Consider your smartphone a healthphone—there’s a range of apps to help encourage, track, and help with your fitness. Runners will like Map My Run, which also includes coaching advice, and cyclists will enjoy Endomondo. If you need a push to get to the gym, commit to gym-pact. Each week you pledge a dollar amount and the daily workouts you’ll perform; if you skip, you lose money. But if you make your workouts, you’re paid out of the fund of everyone else who skipped—typically $0.75 a workout.

Or check to see if your gym has its own app—national chains like Lifetime Fitness and Equinox have apps that include upcoming classes, locations, and check-in incentives. Finally, put a little motivation in your hand and download the free app “101 Revolutionary Ways to Be Healthy.” You’ll never be without a dose of inspiration again.


8. Hydrate All Day Long

You know it’s good to drink water during and after your workout—but the biggest benefit may come from the H20 you drank hours earlier. Plan to have at least a few sips every hour, and you’ll go into your time at the gym in the best shape possible.


9. Go All Out—For Just a Minute

Forget about slogging away for hours at marathon speed. New evidence shows that just 60 seconds of all out exercise (at about 90% of your maximum heart rate) followed by 60 seconds of recovery, can dramatically improve fitness. Repeat the cycle 10 times (for a total of 20 minutes) and you’ll significantly improve fitness in just a few weeks. Or just add in a few fast sprints to your regular run, walk, bike ride, or elliptical session.

istock/Nicolas McComber

10. Wear Sunscreen

This timeless advice applies to all areas of your life, but especially to outdoor workouts. While you might always apply sunscreen for a day at the beach, it’s often overlooked during an early morning or rainy run. “Daily sunscreen should be just a starting point. Put it on as routinely as you brush your teeth,” Mark Naylor, M.D., a cancer biologist and assistant professor of dermatology at the University of Oklahoma Health Sciences Center, tells Runner’s World.

Look for new labels this summer that say a product is “Water Resistant”—by the end of the year, it will be the only term allowed, and will also tell you how many minutes you can safely rely on its protection while sweating or swimming. And remember to always protect areas like the bottoms of feet and in between toes when you’re at the beach—you’ll feel those burns painfully when you lace up your sneakers.


11. Wear Good Socks

Look for a snug pair made from polypropylene or wool—a good fit will keep blisters at bay, and moisture-wicking material will help prevent fungal infections and pale spots on your feet, called macerations. And it might sound obvious, but take your socks off and let your feet air out as soon as possible after your work out—it’s the fastest and easiest way to get them dry.
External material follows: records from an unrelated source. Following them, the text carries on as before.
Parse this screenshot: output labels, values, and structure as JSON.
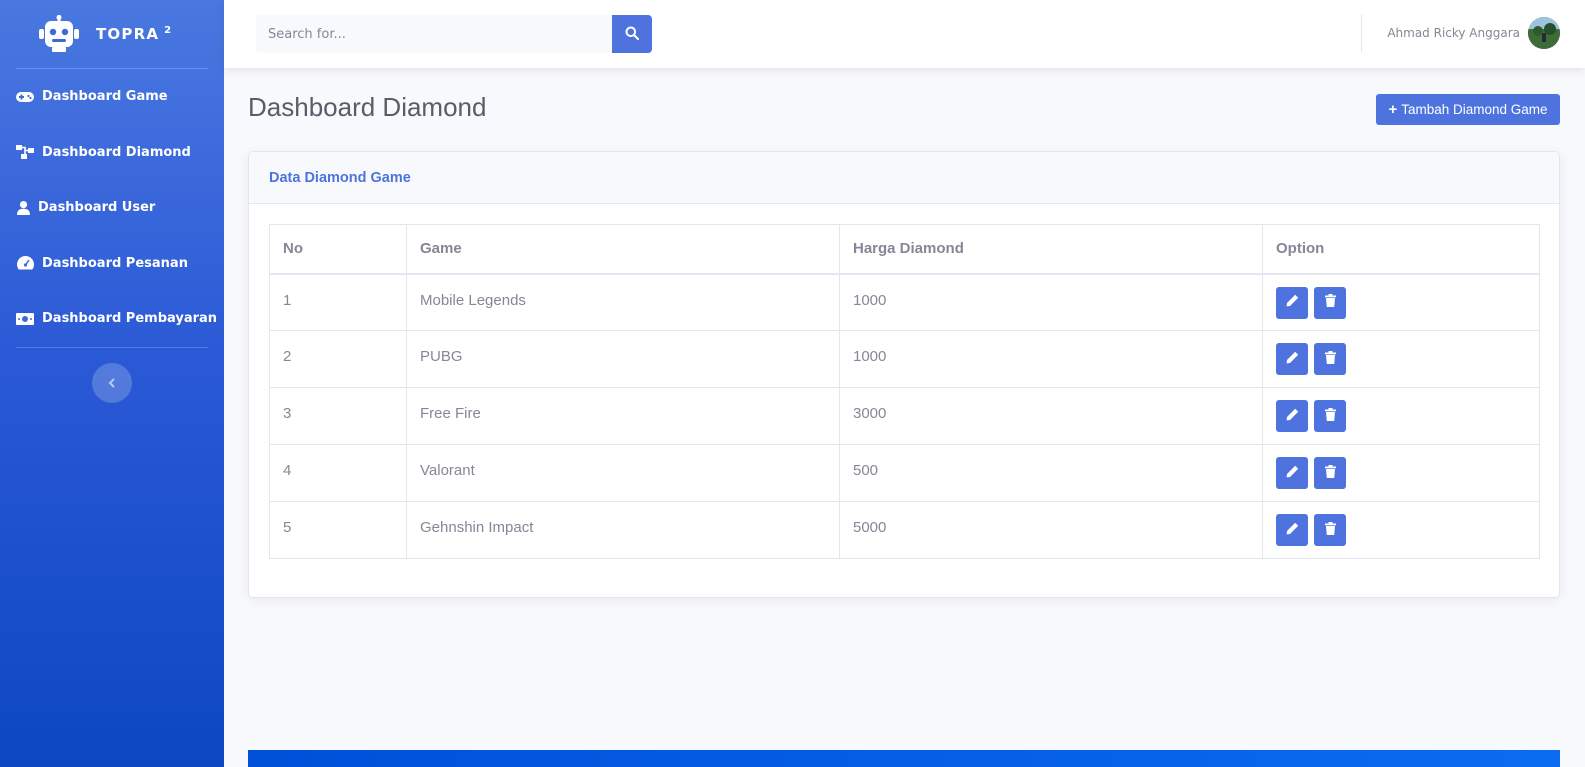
{
  "sidebar": {
    "brand": {
      "name": "TOPRA",
      "sup": "2"
    },
    "items": [
      {
        "label": "Dashboard Game",
        "icon": "gamepad-icon"
      },
      {
        "label": "Dashboard Diamond",
        "icon": "sitemap-icon"
      },
      {
        "label": "Dashboard User",
        "icon": "user-icon"
      },
      {
        "label": "Dashboard Pesanan",
        "icon": "gauge-icon"
      },
      {
        "label": "Dashboard Pembayaran",
        "icon": "money-bill-icon"
      }
    ]
  },
  "topbar": {
    "search": {
      "placeholder": "Search for..."
    },
    "user": {
      "name": "Ahmad Ricky Anggara"
    }
  },
  "main": {
    "title": "Dashboard Diamond",
    "add_button": "Tambah Diamond Game",
    "card": {
      "title": "Data Diamond Game",
      "columns": [
        "No",
        "Game",
        "Harga Diamond",
        "Option"
      ],
      "rows": [
        {
          "no": "1",
          "game": "Mobile Legends",
          "harga": "1000"
        },
        {
          "no": "2",
          "game": "PUBG",
          "harga": "1000"
        },
        {
          "no": "3",
          "game": "Free Fire",
          "harga": "3000"
        },
        {
          "no": "4",
          "game": "Valorant",
          "harga": "500"
        },
        {
          "no": "5",
          "game": "Gehnshin Impact",
          "harga": "5000"
        }
      ]
    }
  },
  "colors": {
    "primary": "#4e73df",
    "sidebar_top": "#4a78e0",
    "sidebar_bottom": "#0d47c2",
    "text": "#858796"
  }
}
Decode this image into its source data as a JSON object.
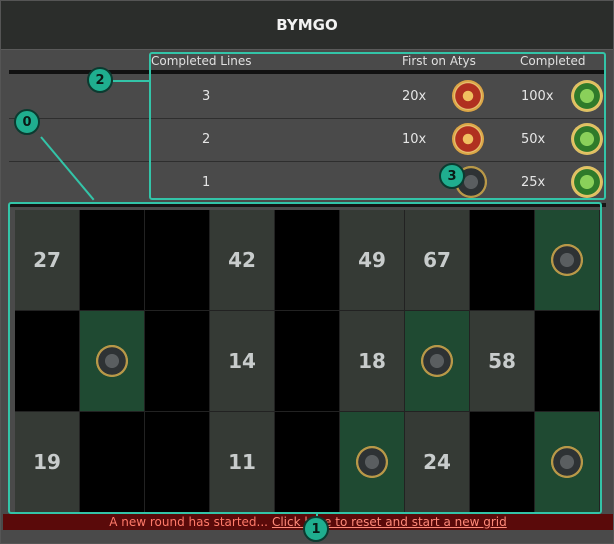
{
  "window": {
    "title": "BYMGO"
  },
  "table": {
    "headers": {
      "lines": "Completed Lines",
      "first": "First on Atys",
      "completed": "Completed"
    },
    "rows": [
      {
        "lines": "3",
        "first": "20x",
        "completed": "100x"
      },
      {
        "lines": "2",
        "first": "10x",
        "completed": "50x"
      },
      {
        "lines": "1",
        "first": "",
        "completed": "25x"
      }
    ]
  },
  "grid": {
    "cells": [
      {
        "label": "27",
        "state": "num"
      },
      {
        "label": "",
        "state": "empty"
      },
      {
        "label": "",
        "state": "empty"
      },
      {
        "label": "42",
        "state": "num"
      },
      {
        "label": "",
        "state": "empty"
      },
      {
        "label": "49",
        "state": "num"
      },
      {
        "label": "67",
        "state": "num"
      },
      {
        "label": "",
        "state": "empty"
      },
      {
        "label": "",
        "state": "marked"
      },
      {
        "label": "",
        "state": "empty"
      },
      {
        "label": "",
        "state": "marked"
      },
      {
        "label": "",
        "state": "empty"
      },
      {
        "label": "14",
        "state": "num"
      },
      {
        "label": "",
        "state": "empty"
      },
      {
        "label": "18",
        "state": "num"
      },
      {
        "label": "",
        "state": "marked"
      },
      {
        "label": "58",
        "state": "num"
      },
      {
        "label": "",
        "state": "empty"
      },
      {
        "label": "19",
        "state": "num"
      },
      {
        "label": "",
        "state": "empty"
      },
      {
        "label": "",
        "state": "empty"
      },
      {
        "label": "11",
        "state": "num"
      },
      {
        "label": "",
        "state": "empty"
      },
      {
        "label": "",
        "state": "marked"
      },
      {
        "label": "24",
        "state": "num"
      },
      {
        "label": "",
        "state": "empty"
      },
      {
        "label": "",
        "state": "marked"
      }
    ]
  },
  "status": {
    "message": "A new round has started...",
    "link": "Click here to reset and start a new grid"
  },
  "annotations": {
    "b0": "0",
    "b1": "1",
    "b2": "2",
    "b3": "3"
  },
  "colors": {
    "highlight": "#33c4a8",
    "marked_cell": "#1f4a32",
    "status_bg": "#5a0a0a"
  }
}
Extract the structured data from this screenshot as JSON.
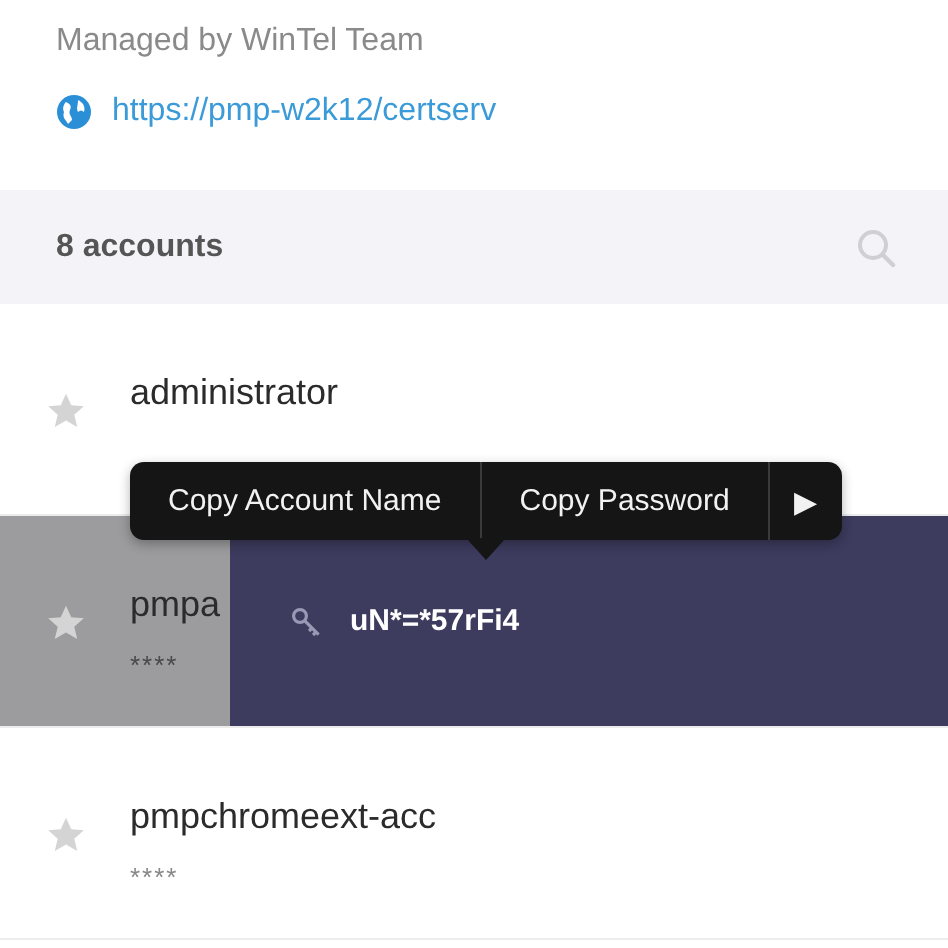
{
  "header": {
    "managed_by": "Managed by WinTel Team",
    "url": "https://pmp-w2k12/certserv"
  },
  "list_bar": {
    "count": "8 accounts"
  },
  "accounts": [
    {
      "name": "administrator",
      "favorite": false,
      "revealed": false
    },
    {
      "name": "pmpa",
      "mask": "****",
      "favorite": false,
      "revealed": true,
      "password": "uN*=*57rFi4"
    },
    {
      "name": "pmpchromeext-acc",
      "mask": "****",
      "favorite": false,
      "revealed": false
    }
  ],
  "context_menu": {
    "items": [
      "Copy Account Name",
      "Copy Password"
    ],
    "more": "▶"
  }
}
istock/Daniel Loiselle

12. Have a Snack

True story: Your body can’t work to the fullest if it’s running on empty. If you’re eating enough regularly, your body has at least an hour’s worth of high intensity fuel stored away. But if you feel better with a little food, eat a nutritionally balanced small meal about two hours before a workout, or a small snack about 30 minutes before putting on your sneakers, says Dean Anderson of Sparkpeople.


13. Save the Stretch

There’s no need to hold your toes and count to ten before hopping on a treadmill—static stretches before you’ve warmed up (or even after a few minutes of cardio) are generally ineffective—and may even be harmful. When should you bend away? A few minutes after your workout should be all you need.

Reader's Digest
Originally Published in Reader's Digest